> What the exercise asks
Copy all of the data that follows without altering a word.

> Task input
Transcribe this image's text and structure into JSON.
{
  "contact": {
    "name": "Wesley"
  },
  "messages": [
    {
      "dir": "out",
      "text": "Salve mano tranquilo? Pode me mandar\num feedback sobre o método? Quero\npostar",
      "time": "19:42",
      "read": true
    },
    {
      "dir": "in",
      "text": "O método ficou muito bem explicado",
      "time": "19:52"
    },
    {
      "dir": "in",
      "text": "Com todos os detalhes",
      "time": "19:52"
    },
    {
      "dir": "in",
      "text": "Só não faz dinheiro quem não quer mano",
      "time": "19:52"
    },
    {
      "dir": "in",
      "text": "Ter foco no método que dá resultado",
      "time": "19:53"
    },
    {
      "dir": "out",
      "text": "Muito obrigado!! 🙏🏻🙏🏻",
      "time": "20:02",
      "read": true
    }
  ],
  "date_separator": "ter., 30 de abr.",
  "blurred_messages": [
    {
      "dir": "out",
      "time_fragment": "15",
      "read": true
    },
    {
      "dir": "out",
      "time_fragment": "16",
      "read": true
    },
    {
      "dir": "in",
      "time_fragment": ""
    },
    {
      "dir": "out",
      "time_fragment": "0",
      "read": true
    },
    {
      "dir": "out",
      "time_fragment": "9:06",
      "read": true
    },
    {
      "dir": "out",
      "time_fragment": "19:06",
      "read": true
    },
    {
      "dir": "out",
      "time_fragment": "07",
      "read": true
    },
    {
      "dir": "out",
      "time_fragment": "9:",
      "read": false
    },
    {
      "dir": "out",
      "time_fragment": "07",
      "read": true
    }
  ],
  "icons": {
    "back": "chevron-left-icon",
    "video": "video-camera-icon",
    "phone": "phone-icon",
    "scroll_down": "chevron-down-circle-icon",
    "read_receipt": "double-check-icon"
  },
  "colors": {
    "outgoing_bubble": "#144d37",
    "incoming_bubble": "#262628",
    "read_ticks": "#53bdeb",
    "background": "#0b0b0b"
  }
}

> Answer to the exercise
Transcribe this image's text and structure into JSON.
{
  "contact": {
    "name": "Wesley"
  },
  "messages": [
    {
      "dir": "out",
      "text": "Salve mano tranquilo? Pode me mandar\num feedback sobre o método? Quero\npostar",
      "time": "19:42",
      "read": true
    },
    {
      "dir": "in",
      "text": "O método ficou muito bem explicado",
      "time": "19:52"
    },
    {
      "dir": "in",
      "text": "Com todos os detalhes",
      "time": "19:52"
    },
    {
      "dir": "in",
      "text": "Só não faz dinheiro quem não quer mano",
      "time": "19:52"
    },
    {
      "dir": "in",
      "text": "Ter foco no método que dá resultado",
      "time": "19:53"
    },
    {
      "dir": "out",
      "text": "Muito obrigado!! 🙏🏻🙏🏻",
      "time": "20:02",
      "read": true
    }
  ],
  "date_separator": "ter., 30 de abr.",
  "blurred_messages": [
    {
      "dir": "out",
      "time_fragment": "15",
      "read": true
    },
    {
      "dir": "out",
      "time_fragment": "16",
      "read": true
    },
    {
      "dir": "in",
      "time_fragment": ""
    },
    {
      "dir": "out",
      "time_fragment": "0",
      "read": true
    },
    {
      "dir": "out",
      "time_fragment": "9:06",
      "read": true
    },
    {
      "dir": "out",
      "time_fragment": "19:06",
      "read": true
    },
    {
      "dir": "out",
      "time_fragment": "07",
      "read": true
    },
    {
      "dir": "out",
      "time_fragment": "9:",
      "read": false
    },
    {
      "dir": "out",
      "time_fragment": "07",
      "read": true
    }
  ],
  "icons": {
    "back": "chevron-left-icon",
    "video": "video-camera-icon",
    "phone": "phone-icon",
    "scroll_down": "chevron-down-circle-icon",
    "read_receipt": "double-check-icon"
  },
  "colors": {
    "outgoing_bubble": "#144d37",
    "incoming_bubble": "#262628",
    "read_ticks": "#53bdeb",
    "background": "#0b0b0b"
  }
}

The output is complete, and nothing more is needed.